The American flag is different. I hear what Damon Young said, just as I heard what my cousin whispered on the croquet lawn, but I’m not ready to surrender the stars and stripes to the right-wing just yet. The American flag is about the fullness of our history, its failures and its triumphs. To wave it or to wear it is not a refusal to hear criticisms of it. After all, I wear a Dodgers hat even though they betray me every autumn, even though I know that they built their stadium by evicting poor Latino families in Chavez Ravine, even though I think baseball is generally boring. I wear it to show pride in a city and a people, and in solidarity with those who hope for a triumph. I wear it even as I am happy to hear all the things that are disappointing about the boys in blue.

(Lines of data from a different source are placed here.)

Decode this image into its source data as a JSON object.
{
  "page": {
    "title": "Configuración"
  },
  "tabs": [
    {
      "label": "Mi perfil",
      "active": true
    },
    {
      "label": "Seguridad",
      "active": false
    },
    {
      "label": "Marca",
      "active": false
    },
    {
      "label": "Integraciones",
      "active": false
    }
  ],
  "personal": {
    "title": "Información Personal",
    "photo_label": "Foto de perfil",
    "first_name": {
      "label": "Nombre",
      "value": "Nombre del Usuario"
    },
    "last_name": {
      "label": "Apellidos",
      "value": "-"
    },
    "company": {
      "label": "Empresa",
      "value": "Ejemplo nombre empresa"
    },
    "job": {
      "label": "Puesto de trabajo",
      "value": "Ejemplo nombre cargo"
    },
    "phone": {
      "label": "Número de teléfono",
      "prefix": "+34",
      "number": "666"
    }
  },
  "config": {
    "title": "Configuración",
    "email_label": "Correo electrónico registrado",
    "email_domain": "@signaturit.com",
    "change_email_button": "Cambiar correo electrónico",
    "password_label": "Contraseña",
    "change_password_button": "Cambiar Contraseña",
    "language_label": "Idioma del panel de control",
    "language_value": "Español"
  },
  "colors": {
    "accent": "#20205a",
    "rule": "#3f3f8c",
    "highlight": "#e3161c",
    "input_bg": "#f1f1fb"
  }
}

Perhaps the same can be true of the flag.
To wave it is not to say, you are not welcome here if you are insufficiently American, whatever that means. To wear it on a hat is not to say, “I will fight you if you criticize it.” To wear and to wave it is to say, we still hope that we will become what we said we would be.
In the summer and fall of this most trying and frightening year, the American flag has been at least partly redeemed by the ubiquity of the Trump flags. At right-wing rallies across the country this year, flags with the president’s name have proved more ubiquitous than Old Glory itself. By choosing another banner in which to wrap themselves, the right-wing has allowed the left and the center to reclaim the red, white, and blue as a symbol of anti-Trump patriotism. As a friend who lives just outside Grand Rapids, Michigan told me, “The Trump voters all fly his flag now. If I see just an American flag on a house, I figure it’s a Biden supporter.”
Whoever wins the election in just over two weeks, the culture wars will not cease. One imagines that if he loses, the Trump banner will become like the Confederate Battle Flag – a symbol of a lost cause that might yet still triumph. It will be distasteful, and rightly so. I hope that the most troglodytic elements of our society do continue to wrap themselves in 45’s flag, as that will allow still more of us to embrace the red, white and blue as a symbol of the restoration of normalcy, pluralism, and inclusive, hopeful patriotism.
I am still a great believer in symbols that are devoid of any meaning other than tradition. I sing “Oh Come All Ye Faithful” to the bunnies though I do not believe there ever was such a baby in Bethlehem to go and adore. I still light menorahs though I think the Maccabees were on the wrong side. And yup, I still don’t think very much about it when I insist that the children put on red, white, and blue color schemes every Independence Day. At the same time, in this most contentious and impatient age, I know we need images that DO have meaning. Whatever the flag meant to me as a boy, it now must be the chief symbol of a shared civic religion, of the rule of law, of a commitment not only to the past but to a better future.
The flag is as much about who we must become as it is about what we have failed to do. Those of us who believe there is still good work to be done in this country can, and must, reclaim it.